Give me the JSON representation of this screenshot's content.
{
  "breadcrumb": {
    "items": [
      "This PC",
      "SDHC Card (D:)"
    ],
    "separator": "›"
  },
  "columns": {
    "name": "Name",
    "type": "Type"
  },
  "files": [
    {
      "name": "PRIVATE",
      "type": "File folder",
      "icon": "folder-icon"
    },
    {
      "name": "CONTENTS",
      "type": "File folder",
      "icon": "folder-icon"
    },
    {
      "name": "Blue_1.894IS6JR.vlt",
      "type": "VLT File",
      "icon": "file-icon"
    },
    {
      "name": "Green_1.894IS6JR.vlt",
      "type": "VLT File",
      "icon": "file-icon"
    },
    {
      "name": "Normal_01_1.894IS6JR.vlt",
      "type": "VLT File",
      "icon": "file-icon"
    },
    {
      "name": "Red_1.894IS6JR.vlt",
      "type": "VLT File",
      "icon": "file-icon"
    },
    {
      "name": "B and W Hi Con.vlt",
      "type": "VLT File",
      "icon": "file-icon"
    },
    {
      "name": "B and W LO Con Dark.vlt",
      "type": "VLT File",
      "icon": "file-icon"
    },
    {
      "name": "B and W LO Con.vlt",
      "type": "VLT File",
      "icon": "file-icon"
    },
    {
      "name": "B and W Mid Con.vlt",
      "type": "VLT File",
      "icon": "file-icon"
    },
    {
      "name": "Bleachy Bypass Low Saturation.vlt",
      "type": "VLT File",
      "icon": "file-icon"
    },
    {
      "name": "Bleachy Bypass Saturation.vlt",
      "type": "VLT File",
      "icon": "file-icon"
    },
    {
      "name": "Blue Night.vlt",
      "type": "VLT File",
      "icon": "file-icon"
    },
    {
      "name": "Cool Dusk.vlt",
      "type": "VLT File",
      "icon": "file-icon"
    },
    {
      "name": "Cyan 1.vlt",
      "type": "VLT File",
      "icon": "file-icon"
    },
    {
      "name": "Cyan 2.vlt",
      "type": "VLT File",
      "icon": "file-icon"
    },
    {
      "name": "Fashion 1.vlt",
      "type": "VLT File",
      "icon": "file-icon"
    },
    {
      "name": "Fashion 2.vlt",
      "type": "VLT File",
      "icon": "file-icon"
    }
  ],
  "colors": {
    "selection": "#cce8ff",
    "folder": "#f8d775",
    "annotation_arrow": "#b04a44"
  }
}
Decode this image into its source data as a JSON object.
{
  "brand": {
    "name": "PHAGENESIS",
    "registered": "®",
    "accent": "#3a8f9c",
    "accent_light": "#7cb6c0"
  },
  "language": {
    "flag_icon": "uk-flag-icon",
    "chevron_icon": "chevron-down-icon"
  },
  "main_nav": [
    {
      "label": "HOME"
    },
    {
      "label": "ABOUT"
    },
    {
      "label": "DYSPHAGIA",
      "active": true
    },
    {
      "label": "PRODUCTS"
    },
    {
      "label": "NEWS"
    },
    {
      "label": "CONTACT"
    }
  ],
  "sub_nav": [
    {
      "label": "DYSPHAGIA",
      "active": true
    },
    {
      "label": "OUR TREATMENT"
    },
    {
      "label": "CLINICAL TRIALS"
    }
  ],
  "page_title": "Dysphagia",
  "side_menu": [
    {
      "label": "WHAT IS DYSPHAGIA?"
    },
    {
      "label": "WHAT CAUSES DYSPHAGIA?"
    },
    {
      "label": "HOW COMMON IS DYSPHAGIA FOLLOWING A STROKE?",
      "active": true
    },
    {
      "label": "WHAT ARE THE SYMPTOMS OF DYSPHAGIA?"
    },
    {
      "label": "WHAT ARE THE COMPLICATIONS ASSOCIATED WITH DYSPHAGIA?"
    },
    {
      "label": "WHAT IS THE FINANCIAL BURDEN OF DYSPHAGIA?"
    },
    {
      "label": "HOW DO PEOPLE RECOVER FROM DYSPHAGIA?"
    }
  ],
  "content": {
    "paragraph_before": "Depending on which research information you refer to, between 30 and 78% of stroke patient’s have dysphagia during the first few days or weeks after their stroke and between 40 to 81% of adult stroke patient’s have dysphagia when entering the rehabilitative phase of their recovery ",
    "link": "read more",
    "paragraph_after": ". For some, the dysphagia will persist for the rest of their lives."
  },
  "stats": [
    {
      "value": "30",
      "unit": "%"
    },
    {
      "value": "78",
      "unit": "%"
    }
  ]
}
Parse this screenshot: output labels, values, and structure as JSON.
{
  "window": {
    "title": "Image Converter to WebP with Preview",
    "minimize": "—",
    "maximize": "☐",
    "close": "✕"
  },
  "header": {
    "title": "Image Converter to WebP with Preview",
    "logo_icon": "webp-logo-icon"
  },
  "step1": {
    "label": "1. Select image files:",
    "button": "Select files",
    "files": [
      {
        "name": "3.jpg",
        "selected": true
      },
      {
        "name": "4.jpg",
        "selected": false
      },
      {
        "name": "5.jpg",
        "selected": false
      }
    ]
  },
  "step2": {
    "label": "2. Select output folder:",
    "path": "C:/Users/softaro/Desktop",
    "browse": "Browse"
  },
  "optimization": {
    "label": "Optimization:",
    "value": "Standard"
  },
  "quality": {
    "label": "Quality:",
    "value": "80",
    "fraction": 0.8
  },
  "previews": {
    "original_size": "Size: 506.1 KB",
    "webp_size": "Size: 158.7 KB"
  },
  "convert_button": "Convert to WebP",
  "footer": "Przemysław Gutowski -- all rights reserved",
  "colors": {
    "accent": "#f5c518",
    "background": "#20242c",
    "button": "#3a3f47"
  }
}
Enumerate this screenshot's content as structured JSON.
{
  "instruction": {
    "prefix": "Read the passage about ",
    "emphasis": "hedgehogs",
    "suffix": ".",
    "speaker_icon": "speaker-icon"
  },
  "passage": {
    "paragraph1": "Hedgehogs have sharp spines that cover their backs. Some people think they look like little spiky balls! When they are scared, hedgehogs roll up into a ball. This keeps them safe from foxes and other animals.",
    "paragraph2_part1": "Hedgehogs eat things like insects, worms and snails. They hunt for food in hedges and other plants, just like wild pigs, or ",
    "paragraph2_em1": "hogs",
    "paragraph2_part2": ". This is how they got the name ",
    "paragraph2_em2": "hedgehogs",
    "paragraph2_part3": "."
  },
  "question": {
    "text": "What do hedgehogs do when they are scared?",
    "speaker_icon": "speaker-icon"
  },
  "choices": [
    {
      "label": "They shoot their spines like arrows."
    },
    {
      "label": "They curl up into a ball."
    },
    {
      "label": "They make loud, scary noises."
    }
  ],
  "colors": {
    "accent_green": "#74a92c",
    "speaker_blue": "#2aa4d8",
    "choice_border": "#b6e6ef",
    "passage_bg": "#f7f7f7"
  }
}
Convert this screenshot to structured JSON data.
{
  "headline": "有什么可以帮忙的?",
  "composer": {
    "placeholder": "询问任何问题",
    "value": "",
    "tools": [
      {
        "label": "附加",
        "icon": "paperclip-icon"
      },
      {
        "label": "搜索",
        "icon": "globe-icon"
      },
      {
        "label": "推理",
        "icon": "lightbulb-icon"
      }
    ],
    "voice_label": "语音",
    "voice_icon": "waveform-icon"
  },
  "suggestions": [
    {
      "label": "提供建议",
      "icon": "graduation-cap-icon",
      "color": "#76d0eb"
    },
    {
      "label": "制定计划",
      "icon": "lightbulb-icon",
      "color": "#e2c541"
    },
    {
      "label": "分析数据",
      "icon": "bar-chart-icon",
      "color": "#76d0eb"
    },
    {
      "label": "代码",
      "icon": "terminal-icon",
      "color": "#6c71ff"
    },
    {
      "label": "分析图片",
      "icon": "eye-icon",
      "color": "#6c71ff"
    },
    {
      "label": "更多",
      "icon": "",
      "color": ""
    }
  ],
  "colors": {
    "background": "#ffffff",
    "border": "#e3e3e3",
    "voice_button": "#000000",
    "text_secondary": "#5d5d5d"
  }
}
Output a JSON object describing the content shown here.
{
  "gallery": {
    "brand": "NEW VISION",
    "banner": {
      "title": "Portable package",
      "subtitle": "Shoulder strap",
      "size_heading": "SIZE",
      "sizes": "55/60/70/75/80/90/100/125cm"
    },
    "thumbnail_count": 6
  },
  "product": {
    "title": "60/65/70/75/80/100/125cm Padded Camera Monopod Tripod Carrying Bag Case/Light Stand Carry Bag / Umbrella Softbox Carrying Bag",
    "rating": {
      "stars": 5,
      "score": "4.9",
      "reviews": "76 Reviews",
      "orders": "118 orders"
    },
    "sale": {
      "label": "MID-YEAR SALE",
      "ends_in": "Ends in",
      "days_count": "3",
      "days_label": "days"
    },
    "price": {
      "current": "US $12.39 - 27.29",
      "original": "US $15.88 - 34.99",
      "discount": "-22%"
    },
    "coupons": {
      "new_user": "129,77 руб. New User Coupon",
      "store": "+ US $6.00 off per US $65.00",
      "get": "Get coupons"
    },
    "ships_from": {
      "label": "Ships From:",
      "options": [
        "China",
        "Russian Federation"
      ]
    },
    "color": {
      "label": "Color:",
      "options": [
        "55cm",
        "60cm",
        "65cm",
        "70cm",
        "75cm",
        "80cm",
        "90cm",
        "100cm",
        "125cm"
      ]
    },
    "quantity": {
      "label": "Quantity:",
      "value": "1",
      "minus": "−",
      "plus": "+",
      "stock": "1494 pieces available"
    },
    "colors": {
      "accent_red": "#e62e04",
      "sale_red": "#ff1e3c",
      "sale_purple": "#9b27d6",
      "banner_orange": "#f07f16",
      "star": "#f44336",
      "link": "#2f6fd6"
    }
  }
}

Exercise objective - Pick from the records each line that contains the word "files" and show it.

Exercise response -
  "files": [
    "label": "1. Select image files:",
    "button": "Select files",
    "files": [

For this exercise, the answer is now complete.